For the second year in a row, Connecticut lawmakers passed a bill to limit the Department of Correction’s use of solitary confinement on those in the state’s prisons and jails.

The new law will prevent the Department of Correction from placing minors in solitary confinement. The law also requires the solitary confinement be the least restrictive environment necessary for the safety of incarcerated individuals, staff and facility security.


Listen: NPR The Personal Cost Of Solitary Confinement


The law also increases the amount of time outside of a cell an incarcerated person in solitary confinement must be granted each day. Those in solitary confinement must be allowed four hours outside their cell starting July 1. The amount of time required increases to four and a half hours on Oct. 1 and up to five hours on April 1, 2023.

Money to improve school air quality

Beardsley School is 118 years old and in need of modernization
Dave Wurtzel
/
Connecticut Public
An air purifier in a classroom at Beardsley School in Bridgeport.

Local school officials will now be required to conduct inspections of HVAC systems in each public school every five years.
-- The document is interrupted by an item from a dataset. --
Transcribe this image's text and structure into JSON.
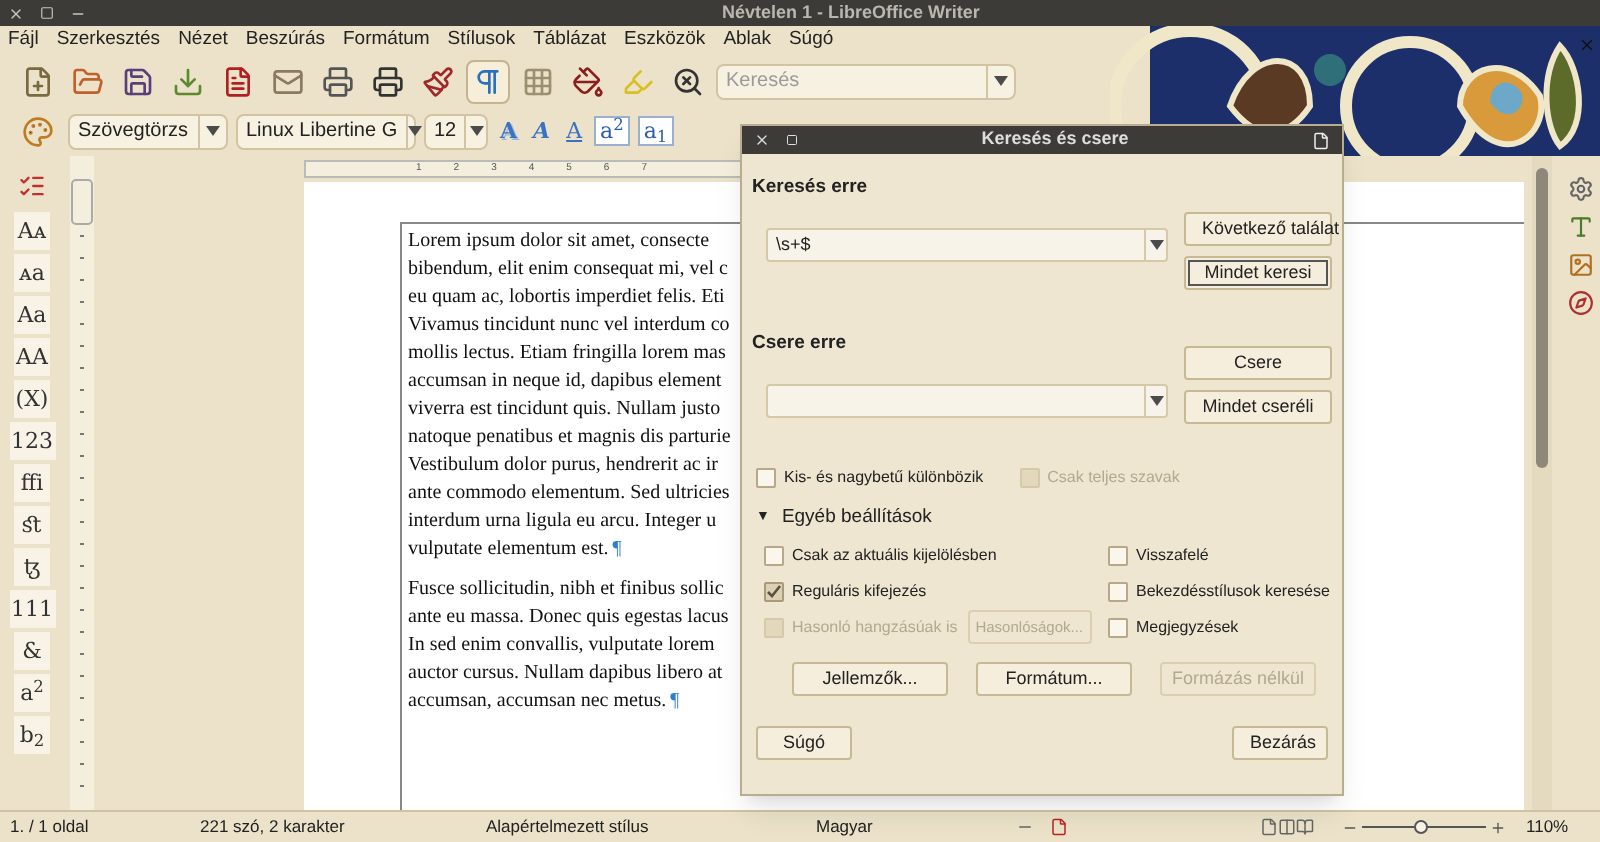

To help make improvements in school air quality, towns and cities will be able to apply for part of $150 million in grants through the Department of Administrative Services.

Connecticut lawmakers weighing two bills that could improve school air quality

Connecticut Public’s Accountability Project found that one-third of school districts don’t have the money to upgrade their own HVAC systems, in a report published in January shortly before the start of the legislative session.

Diesel tax to increase

The state’s diesel fuel tax will rise July 1 to 49.2 cents per gallon, a nearly 23% increase from the current 40.1-cent rate, the Department of Revenue Services announced in early June.

The annual adjustment in the diesel fuel tax is calculated by a formula that factors in the average wholesale price of diesel fuel over the prior year. This year saw a larger than normal increase from last year. The way the tax is calculated has been the same since 2007, but critics this year raise concerns about contributing to inflation and price hikes on everything carried by trucks.

No credit and debit transaction fees at state agencies

The Department of Motor Vehicles, Department of Consumer Protection, Department of Energy and Environmental Protection, and the Department of Public Health are among the state agencies that will wave credit and debit transaction fees at least for the fiscal year starting July 1.

Prior to this legislation, some state agencies passed service fee costs on to customers, according to the governor's office,

Reminder: Apply for the Connecticut child tax rebate by July 31

Connecticut families may be eligible to receive a $250-per-child rebate, with a maximum payment of $750 per household for three or more children, through the Connecticut child tax rebate program this year. But families must apply by July 31.

The rebate is available to single parents who earned less than $100,000 in 2021 and to two-parent families that earned less than $200,000.

Connecticut Mirror and Connecticut Public reports are included.

Jim worked for more than 20 years as a digital producer, editor and reporter for several newspapers. A lifelong Connecticut resident, he will always be a fan of the Whalers and Caldor.